The feel-good factor from a last minute or stoppage time winner can’t be matched but the atmosphere from the Coleman winner was nothing like I had experienced first-hand and the Gwladys Street was the perfect place to experience it from. Maybe it was that atmosphere that spurred the team on to win their next five games to hand them a top four spot and we’ll say no more after that.
Everton 3-0 Arsenal – 6th Apr 2014
In a fourth spot showdown, Everton came out fighting with one of the most dominant and complete performances I’ve ever witnessed in blue. The atmosphere was second to none at Goodison that day and was a complete personification of the phrase ‘twelfth man’.
Roberto Martinez sprung a tactical surprise by using Romelu Lukaku on the right to highlight the Gunners’ biggest defensive flaw in Nacho Monreal and Steven Naismith in a ‘false nine’ role to use the Scot’s movement from a deeper position. The change worked a treat. The Toffees only needed the first 15 minutes of the game to open the scoring through Naismith. The other part of the tactical change proved to be working 20 minutes later when Lukaku, steaming inside from the right, thundered into the Arsenal net. If any team deserved a portion of luck during a performance it was this one from the Blues. A minute after the hour mark, a former Everton player provided that when Mikel Arteta attempted to tackle Kevin Mirallas who was certain to took in to an empty net. Instead the Spaniard ended up winning the ball but also finishing into the Gwladys Street goal, something familiar to the Catalan.
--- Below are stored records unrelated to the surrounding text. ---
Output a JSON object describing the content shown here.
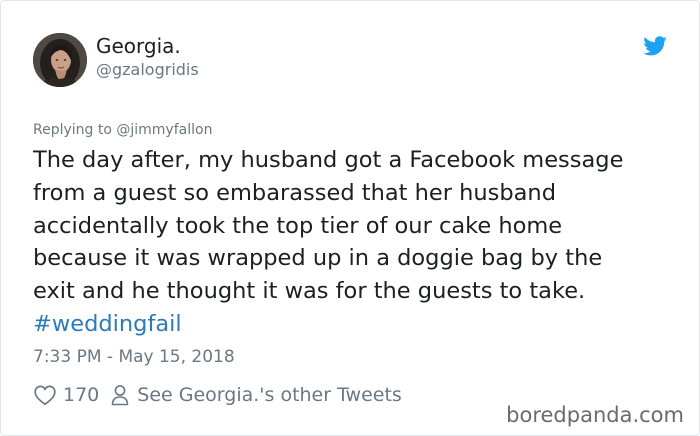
{
  "tweet": {
    "display_name": "Georgia.",
    "handle": "@gzalogridis",
    "replying_to": "Replying to @jimmyfallon",
    "text_lines": [
      "The day after, my husband got a Facebook message",
      "from a guest so embarassed that her husband",
      "accidentally took the top tier of our cake home",
      "because it was wrapped up in a doggie bag by the",
      "exit and he thought it was for the guests to take."
    ],
    "hashtag": "#weddingfail",
    "timestamp": "7:33 PM - May 15, 2018",
    "like_count": "170",
    "other_tweets_link": "See Georgia.'s other Tweets"
  },
  "icons": {
    "brand": "twitter-bird-icon",
    "like": "heart-icon",
    "profile": "person-icon"
  },
  "colors": {
    "twitter_blue": "#1da1f2",
    "link_blue": "#2b7bb9",
    "secondary_text": "#697882",
    "primary_text": "#1c2022"
  },
  "watermark": "boredpanda.com"
}
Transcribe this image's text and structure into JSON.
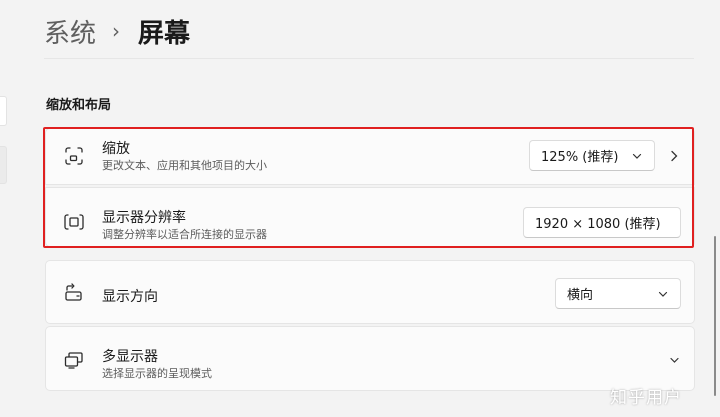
{
  "breadcrumb": {
    "parent": "系统",
    "separator": "›",
    "current": "屏幕"
  },
  "section": {
    "title": "缩放和布局"
  },
  "rows": {
    "scale": {
      "icon": "scale-icon",
      "title": "缩放",
      "subtitle": "更改文本、应用和其他项目的大小",
      "dropdown_value": "125% (推荐)"
    },
    "resolution": {
      "icon": "resolution-icon",
      "title": "显示器分辨率",
      "subtitle": "调整分辨率以适合所连接的显示器",
      "dropdown_value": "1920 × 1080 (推荐)"
    },
    "orientation": {
      "icon": "orientation-icon",
      "title": "显示方向",
      "dropdown_value": "横向"
    },
    "multi_display": {
      "icon": "multi-display-icon",
      "title": "多显示器",
      "subtitle": "选择显示器的呈现模式"
    }
  },
  "highlight_color": "#e02020",
  "watermark": "知乎用户"
}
This win was as euphoric as any I can remember and the end to the season didn’t do it justice, especially the following game.
Everton 2-0 Manchester United – 20th Apr 2014
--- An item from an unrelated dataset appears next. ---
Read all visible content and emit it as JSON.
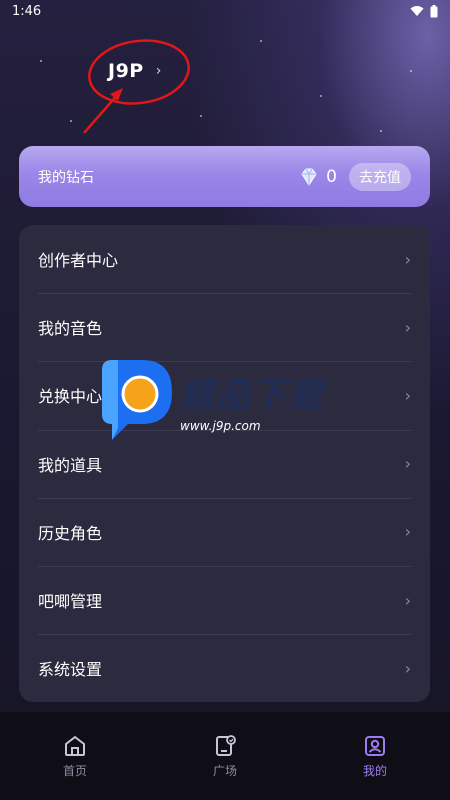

Subsequently from that Crystal Palace defeat, the league position was put to one side for David Moyes’ first return to Goodison Park – ultimately proving fatal. Incidentally Paddy Power’s grim reaper was in the perfect spot before being ejected from the stadium. Another example of how the Goodison twelfth man can help Martinez’s side, this time overcoming their former manager.
Everton had the game won in the first half after an assured Leighton Baines penalty and a tidy finish from Kevin Mirallas. Moyes was axed just two days following the fixture after the last of a string of sorry and jaded performances.
There were several excellent wins over this season for the Blues, some for wider reasons; such as West Ham at home when the side were struggling without Romelu Lukaku and the Belgian made a telling return. All the wins involving late goals were as sweet as the dominant wins and because of that it was extremely difficult to narrow it down to the top five. Hopefully you’ll agree with my top five but I wouldn’t be surprised if that wasn’t the case with it being hard to leave out West Ham United away, Aston Villa both home and away as well as Swansea City, Newcastle and Fulham away.